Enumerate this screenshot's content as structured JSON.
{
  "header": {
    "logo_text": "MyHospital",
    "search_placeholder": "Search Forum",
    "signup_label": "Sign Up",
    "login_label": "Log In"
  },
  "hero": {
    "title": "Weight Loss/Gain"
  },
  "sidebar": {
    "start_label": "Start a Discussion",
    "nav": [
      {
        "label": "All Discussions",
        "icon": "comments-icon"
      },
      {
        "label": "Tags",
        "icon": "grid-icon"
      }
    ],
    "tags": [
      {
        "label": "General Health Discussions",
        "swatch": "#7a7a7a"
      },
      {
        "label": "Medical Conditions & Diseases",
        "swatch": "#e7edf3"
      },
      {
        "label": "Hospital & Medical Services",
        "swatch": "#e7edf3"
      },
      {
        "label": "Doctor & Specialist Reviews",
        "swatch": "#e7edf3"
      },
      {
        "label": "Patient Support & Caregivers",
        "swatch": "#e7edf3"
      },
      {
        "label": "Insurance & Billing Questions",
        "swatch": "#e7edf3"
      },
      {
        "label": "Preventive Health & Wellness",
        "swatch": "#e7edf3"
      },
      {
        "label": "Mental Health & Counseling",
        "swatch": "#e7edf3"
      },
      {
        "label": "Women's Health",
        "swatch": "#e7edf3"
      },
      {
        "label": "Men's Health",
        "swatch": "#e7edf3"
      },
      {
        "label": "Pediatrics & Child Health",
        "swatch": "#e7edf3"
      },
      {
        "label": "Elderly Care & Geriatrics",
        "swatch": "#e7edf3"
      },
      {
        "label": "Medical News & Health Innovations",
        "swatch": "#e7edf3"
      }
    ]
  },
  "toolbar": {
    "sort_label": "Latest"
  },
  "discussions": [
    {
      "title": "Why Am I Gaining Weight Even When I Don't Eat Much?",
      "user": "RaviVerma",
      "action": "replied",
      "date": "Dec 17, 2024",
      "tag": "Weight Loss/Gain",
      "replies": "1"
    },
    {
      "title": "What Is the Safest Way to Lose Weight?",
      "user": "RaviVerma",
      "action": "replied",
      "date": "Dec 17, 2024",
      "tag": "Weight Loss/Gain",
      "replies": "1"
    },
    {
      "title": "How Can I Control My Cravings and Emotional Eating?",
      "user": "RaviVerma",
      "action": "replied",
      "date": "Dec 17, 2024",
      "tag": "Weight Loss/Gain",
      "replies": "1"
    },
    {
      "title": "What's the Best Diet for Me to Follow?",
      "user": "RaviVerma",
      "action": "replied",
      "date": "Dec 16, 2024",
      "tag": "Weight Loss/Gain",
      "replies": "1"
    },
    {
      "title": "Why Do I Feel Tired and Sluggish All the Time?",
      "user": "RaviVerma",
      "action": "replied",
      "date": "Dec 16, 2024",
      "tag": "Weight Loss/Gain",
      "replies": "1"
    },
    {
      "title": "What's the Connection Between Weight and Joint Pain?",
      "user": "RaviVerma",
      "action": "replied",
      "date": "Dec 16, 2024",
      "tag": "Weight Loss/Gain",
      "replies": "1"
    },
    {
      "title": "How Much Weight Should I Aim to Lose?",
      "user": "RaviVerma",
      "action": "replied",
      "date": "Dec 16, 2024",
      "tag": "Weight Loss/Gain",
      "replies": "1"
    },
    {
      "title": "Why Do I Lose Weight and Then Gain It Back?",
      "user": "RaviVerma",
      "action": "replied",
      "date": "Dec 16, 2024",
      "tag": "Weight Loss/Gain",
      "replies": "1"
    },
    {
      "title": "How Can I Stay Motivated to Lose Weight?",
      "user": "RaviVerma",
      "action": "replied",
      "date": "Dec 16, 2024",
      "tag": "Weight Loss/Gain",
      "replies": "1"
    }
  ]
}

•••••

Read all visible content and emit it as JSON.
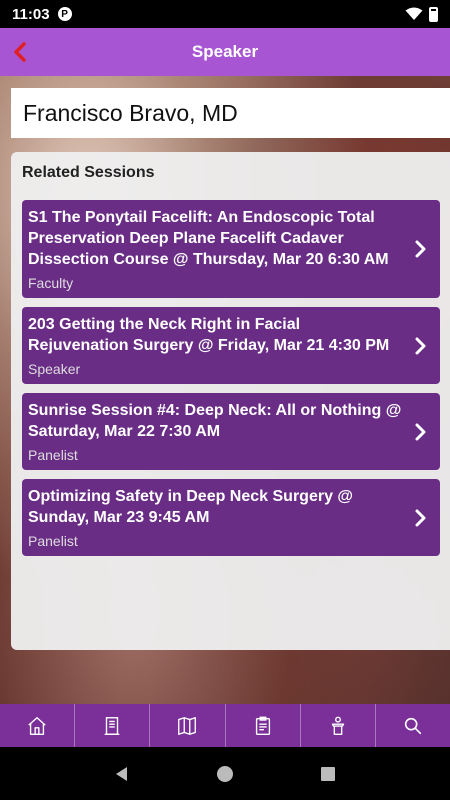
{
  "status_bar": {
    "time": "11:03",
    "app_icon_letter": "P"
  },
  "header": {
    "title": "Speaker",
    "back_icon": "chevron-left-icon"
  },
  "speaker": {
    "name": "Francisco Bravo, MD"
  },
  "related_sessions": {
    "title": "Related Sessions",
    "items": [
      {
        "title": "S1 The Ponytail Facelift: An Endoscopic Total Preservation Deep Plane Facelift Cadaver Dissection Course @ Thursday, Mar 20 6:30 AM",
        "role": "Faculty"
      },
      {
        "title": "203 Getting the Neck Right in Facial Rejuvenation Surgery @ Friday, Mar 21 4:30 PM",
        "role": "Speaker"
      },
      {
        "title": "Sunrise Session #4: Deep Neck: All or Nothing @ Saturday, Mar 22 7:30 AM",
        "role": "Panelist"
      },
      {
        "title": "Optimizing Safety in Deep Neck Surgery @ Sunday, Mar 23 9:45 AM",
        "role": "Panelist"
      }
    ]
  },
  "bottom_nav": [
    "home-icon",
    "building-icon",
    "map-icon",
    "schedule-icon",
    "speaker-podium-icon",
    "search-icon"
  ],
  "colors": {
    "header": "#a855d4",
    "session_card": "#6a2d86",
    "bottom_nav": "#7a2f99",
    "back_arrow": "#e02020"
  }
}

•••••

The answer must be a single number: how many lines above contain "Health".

7